Sleep wellness brand urges the government to amend the law to allow the UK the right to sleep


eve sleep has today published an open letter to Lord Chancellor and Secretary of State for Justice, The Rt Hon Robert Buckland QC MP, calling on him to support the campaign to recognise sleep as a human right.

Despite the fact that sleep is as important to a healthy lifestyle as exercise and nutrition, and a fundamental driver of both mental and physical wellbeing, it is not currently included within the legislated list of fundamental human rights.

The letter, which was delivered to parliament and published on a mobile billboard outside the Palace of Westminster, marks the beginning of eve’s mission to have sleep protected by law in the Human Rights Act 1998 .

The company have identified that societal health and wellbeing depends on sleep, and a change in the law could protect the rights of vulnerable groups such as the people living under the Heathrow flight path, shift workers, A&E doctors, and teachers.

As part of the social mission to change the policy, eve sleep is assembling a team of independent experts to act as a think tank around the proposed legislation and will produce a white paper detailing the impact it will have on the country should the law change.

James Sturrock, CEO of eve sleep, said: “At eve we’re on a mission to help the nation realise and enjoy the power of sleep wellness and this campaign is another part of our mission to improve sleep for all. But to make a watertight case to the government, we are calling on the support of experts, businesses, community groups and charitable organisations across the country, to join us on our quest to help sleep become a fundamental human right.”

As of February 2016, sleep is only protected by law in India. The India’s Supreme Court reasoned that sleep comes under the right to life because sleep is essential for human beings to “maintain the delicate balance of health necessary for its very existence and survival”.  It is rumoured the UK Government is set to review evidence on sleep and health and release official guidance on the minimum number of hours of sleep people should achieve each night. However, there has been no commitment so far to amending the Human Rights Act 1998 to specifically include the right to sleep.
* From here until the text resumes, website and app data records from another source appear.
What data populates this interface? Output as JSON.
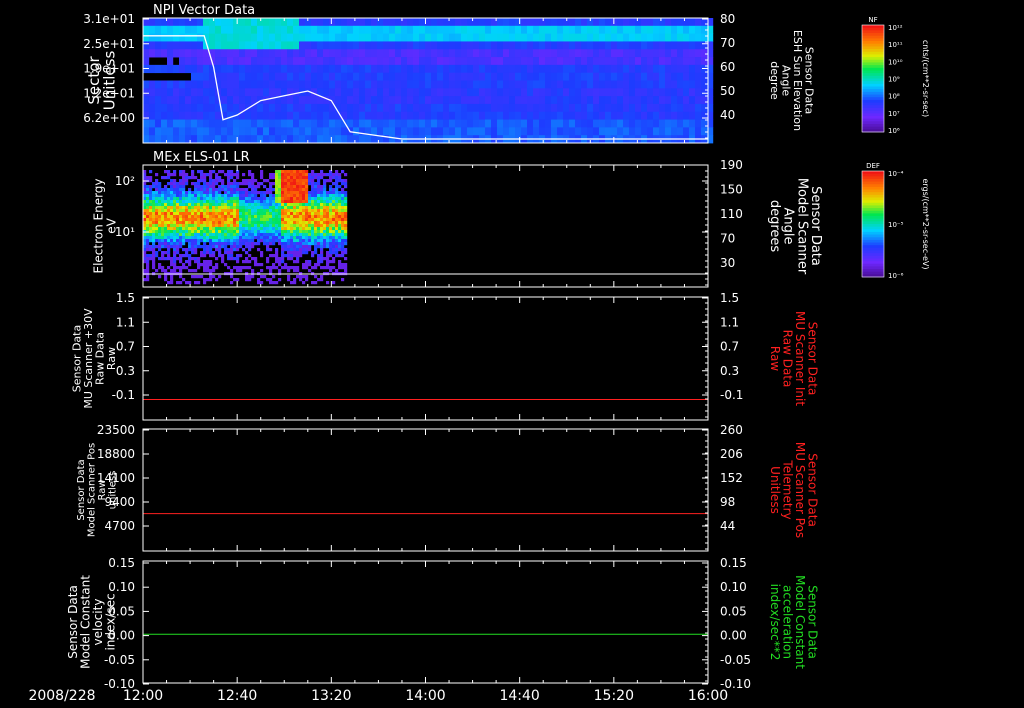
{
  "date_label": "2008/228",
  "time_ticks": [
    "12:00",
    "12:40",
    "13:20",
    "14:00",
    "14:40",
    "15:20",
    "16:00"
  ],
  "colors": {
    "background": "#000000",
    "axis": "#ffffff",
    "red_trace": "#ff2020",
    "green_trace": "#22dd22"
  },
  "panels": [
    {
      "title": "NPI Vector Data",
      "left_label": [
        "Sector",
        "Unitless"
      ],
      "left_ticks": [
        "3.1e+01",
        "2.5e+01",
        "1.9e+01",
        "1.2e+01",
        "6.2e+00"
      ],
      "right_label": [
        "Sensor Data",
        "ESH Sun Elevation",
        "Angle",
        "degree"
      ],
      "right_ticks": [
        "80",
        "70",
        "60",
        "50",
        "40"
      ],
      "colorbar": {
        "title": "NF",
        "unit": "cnts/(cm**2-sr-sec)",
        "tick_labels": [
          "10¹²",
          "10¹¹",
          "10¹⁰",
          "10⁹",
          "10⁸",
          "10⁷",
          "10⁶"
        ]
      }
    },
    {
      "title": "MEx ELS-01 LR",
      "left_label": [
        "Electron Energy",
        "eV"
      ],
      "left_ticks": [
        "10²",
        "10¹"
      ],
      "right_label": [
        "Sensor Data",
        "Model Scanner",
        "Angle",
        "degrees"
      ],
      "right_ticks": [
        "190",
        "150",
        "110",
        "70",
        "30"
      ],
      "colorbar": {
        "title": "DEF",
        "unit": "ergs/(cm**2-sr-sec-eV)",
        "tick_labels": [
          "10⁻⁴",
          "10⁻⁵",
          "10⁻⁶"
        ]
      }
    },
    {
      "title": "",
      "left_label": [
        "Sensor Data",
        "MU Scanner +30V",
        "Raw Data",
        "Raw"
      ],
      "left_ticks": [
        "1.5",
        "1.1",
        "0.7",
        "0.3",
        "-0.1"
      ],
      "right_label": [
        "Sensor Data",
        "MU Scanner Init",
        "Raw Data",
        "Raw"
      ],
      "right_ticks": [
        "1.5",
        "1.1",
        "0.7",
        "0.3",
        "-0.1"
      ]
    },
    {
      "title": "",
      "left_label": [
        "Sensor Data",
        "Model Scanner Pos",
        "Raw",
        "unitless"
      ],
      "left_ticks": [
        "23500",
        "18800",
        "14100",
        "9400",
        "4700"
      ],
      "right_label": [
        "Sensor Data",
        "MU Scanner Pos",
        "Telemetry",
        "Unitless"
      ],
      "right_ticks": [
        "260",
        "206",
        "152",
        "98",
        "44"
      ]
    },
    {
      "title": "",
      "left_label": [
        "Sensor Data",
        "Model Constant",
        "velocity",
        "index/sec"
      ],
      "left_ticks": [
        "0.15",
        "0.10",
        "0.05",
        "0.00",
        "-0.05",
        "-0.10"
      ],
      "right_label": [
        "Sensor Data",
        "Model Constant",
        "acceleration",
        "index/sec**2"
      ],
      "right_ticks": [
        "0.15",
        "0.10",
        "0.05",
        "0.00",
        "-0.05",
        "-0.10"
      ]
    }
  ],
  "chart_data": [
    {
      "type": "heatmap",
      "title": "NPI Vector Data",
      "xlabel": "",
      "ylabel": "Sector Unitless",
      "x_range": [
        "12:00",
        "16:00"
      ],
      "ylim": [
        0,
        31
      ],
      "data_end_time": "14:00",
      "overlay_series": {
        "name": "Sensor Data ESH Sun Elevation Angle",
        "axis": "right",
        "ylim": [
          30,
          80
        ],
        "x_min": [
          0,
          10,
          20,
          26,
          30,
          34,
          40,
          50,
          60,
          70,
          80,
          88,
          110,
          240
        ],
        "values": [
          73,
          73,
          73,
          73,
          60,
          38,
          40,
          46,
          48,
          50,
          46,
          33,
          30,
          30
        ]
      }
    },
    {
      "type": "heatmap",
      "title": "MEx ELS-01 LR",
      "ylabel": "Electron Energy eV",
      "y_scale": "log",
      "x_range": [
        "12:00",
        "16:00"
      ],
      "data_end_time": "13:45",
      "overlay_series": {
        "name": "Sensor Data Model Scanner Angle",
        "axis": "right",
        "ylim": [
          0,
          190
        ],
        "values_constant": 5
      }
    },
    {
      "type": "line",
      "ylabel": "Sensor Data MU Scanner +30V Raw Data Raw",
      "ylim": [
        -0.3,
        1.5
      ],
      "series": [
        {
          "name": "Sensor Data MU Scanner Init Raw Data Raw",
          "x": [
            "12:00",
            "16:00"
          ],
          "values": [
            0.0,
            0.0
          ]
        }
      ]
    },
    {
      "type": "line",
      "ylabel": "Sensor Data Model Scanner Pos Raw unitless",
      "ylim": [
        0,
        23500
      ],
      "series": [
        {
          "name": "Sensor Data MU Scanner Pos Telemetry Unitless",
          "x": [
            "12:00",
            "16:00"
          ],
          "values": [
            7200,
            7200
          ]
        }
      ]
    },
    {
      "type": "line",
      "ylabel": "Sensor Data Model Constant velocity index/sec",
      "ylim": [
        -0.1,
        0.15
      ],
      "series": [
        {
          "name": "Sensor Data Model Constant acceleration index/sec**2",
          "x": [
            "12:00",
            "16:00"
          ],
          "values": [
            0.0,
            0.0
          ]
        }
      ]
    }
  ]
}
To read the full letter, share your sleep story or get involved visit: